» What is expected
All of the entries are to be printed exactly as they appear.

##############################

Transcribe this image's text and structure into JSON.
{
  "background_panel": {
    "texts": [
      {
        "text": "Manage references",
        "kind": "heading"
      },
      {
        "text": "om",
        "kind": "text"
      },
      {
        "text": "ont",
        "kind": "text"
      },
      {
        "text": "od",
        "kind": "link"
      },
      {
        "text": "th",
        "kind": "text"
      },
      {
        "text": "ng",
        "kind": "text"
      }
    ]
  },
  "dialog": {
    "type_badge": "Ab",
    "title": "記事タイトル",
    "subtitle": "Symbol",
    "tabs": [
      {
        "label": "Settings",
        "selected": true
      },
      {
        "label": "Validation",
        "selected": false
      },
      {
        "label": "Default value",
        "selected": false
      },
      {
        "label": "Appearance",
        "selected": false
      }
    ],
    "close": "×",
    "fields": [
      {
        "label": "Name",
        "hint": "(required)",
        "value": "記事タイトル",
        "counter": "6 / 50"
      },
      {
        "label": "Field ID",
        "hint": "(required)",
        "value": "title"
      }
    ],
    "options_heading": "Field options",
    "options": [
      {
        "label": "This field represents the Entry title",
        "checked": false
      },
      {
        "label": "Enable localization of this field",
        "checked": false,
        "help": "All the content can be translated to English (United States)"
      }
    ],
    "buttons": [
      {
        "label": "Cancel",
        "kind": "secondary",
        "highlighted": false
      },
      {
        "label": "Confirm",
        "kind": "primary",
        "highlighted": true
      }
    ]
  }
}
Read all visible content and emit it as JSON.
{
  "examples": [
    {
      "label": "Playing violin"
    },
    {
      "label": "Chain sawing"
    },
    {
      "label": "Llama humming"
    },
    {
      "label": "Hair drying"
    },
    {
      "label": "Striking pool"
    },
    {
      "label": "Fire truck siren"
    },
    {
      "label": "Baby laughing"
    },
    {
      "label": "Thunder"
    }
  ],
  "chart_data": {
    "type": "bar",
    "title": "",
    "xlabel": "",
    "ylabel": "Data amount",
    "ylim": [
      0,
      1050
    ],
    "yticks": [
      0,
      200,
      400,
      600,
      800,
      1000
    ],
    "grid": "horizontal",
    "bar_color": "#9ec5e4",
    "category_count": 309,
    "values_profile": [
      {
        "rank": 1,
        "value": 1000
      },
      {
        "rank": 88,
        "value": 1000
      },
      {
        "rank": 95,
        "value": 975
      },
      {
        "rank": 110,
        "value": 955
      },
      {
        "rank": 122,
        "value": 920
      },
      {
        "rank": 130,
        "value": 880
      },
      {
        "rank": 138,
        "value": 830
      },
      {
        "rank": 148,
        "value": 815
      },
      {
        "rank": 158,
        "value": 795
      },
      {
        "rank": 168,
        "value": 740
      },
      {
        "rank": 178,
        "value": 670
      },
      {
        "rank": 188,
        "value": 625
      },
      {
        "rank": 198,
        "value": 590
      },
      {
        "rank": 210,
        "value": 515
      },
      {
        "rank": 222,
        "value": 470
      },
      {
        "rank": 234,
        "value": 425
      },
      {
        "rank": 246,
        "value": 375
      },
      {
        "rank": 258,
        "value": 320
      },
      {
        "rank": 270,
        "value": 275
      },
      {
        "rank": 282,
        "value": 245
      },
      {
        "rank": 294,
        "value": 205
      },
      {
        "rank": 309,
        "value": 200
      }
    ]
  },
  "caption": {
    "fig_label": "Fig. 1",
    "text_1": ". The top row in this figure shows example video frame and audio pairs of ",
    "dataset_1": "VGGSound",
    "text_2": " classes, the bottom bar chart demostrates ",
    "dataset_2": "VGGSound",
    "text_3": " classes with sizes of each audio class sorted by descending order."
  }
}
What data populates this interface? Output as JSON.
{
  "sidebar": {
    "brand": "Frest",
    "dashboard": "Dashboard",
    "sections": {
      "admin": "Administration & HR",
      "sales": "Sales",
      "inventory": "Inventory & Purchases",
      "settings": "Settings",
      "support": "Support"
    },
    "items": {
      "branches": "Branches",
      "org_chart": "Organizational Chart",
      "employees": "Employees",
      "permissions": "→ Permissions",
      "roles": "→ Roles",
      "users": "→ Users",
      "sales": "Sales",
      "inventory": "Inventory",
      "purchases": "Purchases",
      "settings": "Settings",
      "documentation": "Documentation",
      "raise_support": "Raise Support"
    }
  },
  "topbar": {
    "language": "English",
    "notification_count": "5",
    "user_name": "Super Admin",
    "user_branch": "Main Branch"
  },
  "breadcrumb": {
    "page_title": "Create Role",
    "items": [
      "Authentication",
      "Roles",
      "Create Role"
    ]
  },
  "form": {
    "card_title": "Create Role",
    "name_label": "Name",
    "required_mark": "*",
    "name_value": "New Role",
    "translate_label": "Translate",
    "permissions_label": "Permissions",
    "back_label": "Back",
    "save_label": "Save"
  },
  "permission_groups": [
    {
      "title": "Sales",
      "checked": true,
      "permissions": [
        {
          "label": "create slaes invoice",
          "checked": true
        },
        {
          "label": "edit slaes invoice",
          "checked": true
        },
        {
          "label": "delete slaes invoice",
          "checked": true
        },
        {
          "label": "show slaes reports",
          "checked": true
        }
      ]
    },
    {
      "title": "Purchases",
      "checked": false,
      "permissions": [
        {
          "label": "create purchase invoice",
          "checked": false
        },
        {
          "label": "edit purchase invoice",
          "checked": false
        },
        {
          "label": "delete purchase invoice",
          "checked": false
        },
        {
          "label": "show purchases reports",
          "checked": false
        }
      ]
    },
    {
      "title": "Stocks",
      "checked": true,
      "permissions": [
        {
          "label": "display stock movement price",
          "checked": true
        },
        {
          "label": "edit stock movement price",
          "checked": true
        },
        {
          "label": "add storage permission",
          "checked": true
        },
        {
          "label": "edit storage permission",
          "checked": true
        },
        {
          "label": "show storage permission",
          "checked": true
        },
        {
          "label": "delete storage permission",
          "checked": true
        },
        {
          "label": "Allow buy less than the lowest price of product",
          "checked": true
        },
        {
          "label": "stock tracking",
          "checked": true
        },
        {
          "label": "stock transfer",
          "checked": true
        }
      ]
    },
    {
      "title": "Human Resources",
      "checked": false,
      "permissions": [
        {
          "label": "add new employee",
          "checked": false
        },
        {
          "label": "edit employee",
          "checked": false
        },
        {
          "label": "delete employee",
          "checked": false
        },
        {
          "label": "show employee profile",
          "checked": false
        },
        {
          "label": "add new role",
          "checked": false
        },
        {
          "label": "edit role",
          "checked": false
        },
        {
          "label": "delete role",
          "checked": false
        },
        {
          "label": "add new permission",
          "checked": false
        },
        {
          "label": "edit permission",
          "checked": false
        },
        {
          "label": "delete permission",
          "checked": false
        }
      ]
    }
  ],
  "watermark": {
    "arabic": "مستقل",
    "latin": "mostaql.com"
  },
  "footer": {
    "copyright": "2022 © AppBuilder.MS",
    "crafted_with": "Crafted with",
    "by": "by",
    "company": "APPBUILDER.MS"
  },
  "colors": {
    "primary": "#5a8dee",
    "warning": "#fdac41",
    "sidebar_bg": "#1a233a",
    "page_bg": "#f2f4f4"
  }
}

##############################

» Reply
Transcribe this image's text and structure into JSON.
{
  "background_panel": {
    "texts": [
      {
        "text": "Manage references",
        "kind": "heading"
      },
      {
        "text": "om",
        "kind": "text"
      },
      {
        "text": "ont",
        "kind": "text"
      },
      {
        "text": "od",
        "kind": "link"
      },
      {
        "text": "th",
        "kind": "text"
      },
      {
        "text": "ng",
        "kind": "text"
      }
    ]
  },
  "dialog": {
    "type_badge": "Ab",
    "title": "記事タイトル",
    "subtitle": "Symbol",
    "tabs": [
      {
        "label": "Settings",
        "selected": true
      },
      {
        "label": "Validation",
        "selected": false
      },
      {
        "label": "Default value",
        "selected": false
      },
      {
        "label": "Appearance",
        "selected": false
      }
    ],
    "close": "×",
    "fields": [
      {
        "label": "Name",
        "hint": "(required)",
        "value": "記事タイトル",
        "counter": "6 / 50"
      },
      {
        "label": "Field ID",
        "hint": "(required)",
        "value": "title"
      }
    ],
    "options_heading": "Field options",
    "options": [
      {
        "label": "This field represents the Entry title",
        "checked": false
      },
      {
        "label": "Enable localization of this field",
        "checked": false,
        "help": "All the content can be translated to English (United States)"
      }
    ],
    "buttons": [
      {
        "label": "Cancel",
        "kind": "secondary",
        "highlighted": false
      },
      {
        "label": "Confirm",
        "kind": "primary",
        "highlighted": true
      }
    ]
  }
}
Read all visible content and emit it as JSON.
{
  "examples": [
    {
      "label": "Playing violin"
    },
    {
      "label": "Chain sawing"
    },
    {
      "label": "Llama humming"
    },
    {
      "label": "Hair drying"
    },
    {
      "label": "Striking pool"
    },
    {
      "label": "Fire truck siren"
    },
    {
      "label": "Baby laughing"
    },
    {
      "label": "Thunder"
    }
  ],
  "chart_data": {
    "type": "bar",
    "title": "",
    "xlabel": "",
    "ylabel": "Data amount",
    "ylim": [
      0,
      1050
    ],
    "yticks": [
      0,
      200,
      400,
      600,
      800,
      1000
    ],
    "grid": "horizontal",
    "bar_color": "#9ec5e4",
    "category_count": 309,
    "values_profile": [
      {
        "rank": 1,
        "value": 1000
      },
      {
        "rank": 88,
        "value": 1000
      },
      {
        "rank": 95,
        "value": 975
      },
      {
        "rank": 110,
        "value": 955
      },
      {
        "rank": 122,
        "value": 920
      },
      {
        "rank": 130,
        "value": 880
      },
      {
        "rank": 138,
        "value": 830
      },
      {
        "rank": 148,
        "value": 815
      },
      {
        "rank": 158,
        "value": 795
      },
      {
        "rank": 168,
        "value": 740
      },
      {
        "rank": 178,
        "value": 670
      },
      {
        "rank": 188,
        "value": 625
      },
      {
        "rank": 198,
        "value": 590
      },
      {
        "rank": 210,
        "value": 515
      },
      {
        "rank": 222,
        "value": 470
      },
      {
        "rank": 234,
        "value": 425
      },
      {
        "rank": 246,
        "value": 375
      },
      {
        "rank": 258,
        "value": 320
      },
      {
        "rank": 270,
        "value": 275
      },
      {
        "rank": 282,
        "value": 245
      },
      {
        "rank": 294,
        "value": 205
      },
      {
        "rank": 309,
        "value": 200
      }
    ]
  },
  "caption": {
    "fig_label": "Fig. 1",
    "text_1": ". The top row in this figure shows example video frame and audio pairs of ",
    "dataset_1": "VGGSound",
    "text_2": " classes, the bottom bar chart demostrates ",
    "dataset_2": "VGGSound",
    "text_3": " classes with sizes of each audio class sorted by descending order."
  }
}
What data populates this interface? Output as JSON.
{
  "sidebar": {
    "brand": "Frest",
    "dashboard": "Dashboard",
    "sections": {
      "admin": "Administration & HR",
      "sales": "Sales",
      "inventory": "Inventory & Purchases",
      "settings": "Settings",
      "support": "Support"
    },
    "items": {
      "branches": "Branches",
      "org_chart": "Organizational Chart",
      "employees": "Employees",
      "permissions": "→ Permissions",
      "roles": "→ Roles",
      "users": "→ Users",
      "sales": "Sales",
      "inventory": "Inventory",
      "purchases": "Purchases",
      "settings": "Settings",
      "documentation": "Documentation",
      "raise_support": "Raise Support"
    }
  },
  "topbar": {
    "language": "English",
    "notification_count": "5",
    "user_name": "Super Admin",
    "user_branch": "Main Branch"
  },
  "breadcrumb": {
    "page_title": "Create Role",
    "items": [
      "Authentication",
      "Roles",
      "Create Role"
    ]
  },
  "form": {
    "card_title": "Create Role",
    "name_label": "Name",
    "required_mark": "*",
    "name_value": "New Role",
    "translate_label": "Translate",
    "permissions_label": "Permissions",
    "back_label": "Back",
    "save_label": "Save"
  },
  "permission_groups": [
    {
      "title": "Sales",
      "checked": true,
      "permissions": [
        {
          "label": "create slaes invoice",
          "checked": true
        },
        {
          "label": "edit slaes invoice",
          "checked": true
        },
        {
          "label": "delete slaes invoice",
          "checked": true
        },
        {
          "label": "show slaes reports",
          "checked": true
        }
      ]
    },
    {
      "title": "Purchases",
      "checked": false,
      "permissions": [
        {
          "label": "create purchase invoice",
          "checked": false
        },
        {
          "label": "edit purchase invoice",
          "checked": false
        },
        {
          "label": "delete purchase invoice",
          "checked": false
        },
        {
          "label": "show purchases reports",
          "checked": false
        }
      ]
    },
    {
      "title": "Stocks",
      "checked": true,
      "permissions": [
        {
          "label": "display stock movement price",
          "checked": true
        },
        {
          "label": "edit stock movement price",
          "checked": true
        },
        {
          "label": "add storage permission",
          "checked": true
        },
        {
          "label": "edit storage permission",
          "checked": true
        },
        {
          "label": "show storage permission",
          "checked": true
        },
        {
          "label": "delete storage permission",
          "checked": true
        },
        {
          "label": "Allow buy less than the lowest price of product",
          "checked": true
        },
        {
          "label": "stock tracking",
          "checked": true
        },
        {
          "label": "stock transfer",
          "checked": true
        }
      ]
    },
    {
      "title": "Human Resources",
      "checked": false,
      "permissions": [
        {
          "label": "add new employee",
          "checked": false
        },
        {
          "label": "edit employee",
          "checked": false
        },
        {
          "label": "delete employee",
          "checked": false
        },
        {
          "label": "show employee profile",
          "checked": false
        },
        {
          "label": "add new role",
          "checked": false
        },
        {
          "label": "edit role",
          "checked": false
        },
        {
          "label": "delete role",
          "checked": false
        },
        {
          "label": "add new permission",
          "checked": false
        },
        {
          "label": "edit permission",
          "checked": false
        },
        {
          "label": "delete permission",
          "checked": false
        }
      ]
    }
  ],
  "watermark": {
    "arabic": "مستقل",
    "latin": "mostaql.com"
  },
  "footer": {
    "copyright": "2022 © AppBuilder.MS",
    "crafted_with": "Crafted with",
    "by": "by",
    "company": "APPBUILDER.MS"
  },
  "colors": {
    "primary": "#5a8dee",
    "warning": "#fdac41",
    "sidebar_bg": "#1a233a",
    "page_bg": "#f2f4f4"
  }
}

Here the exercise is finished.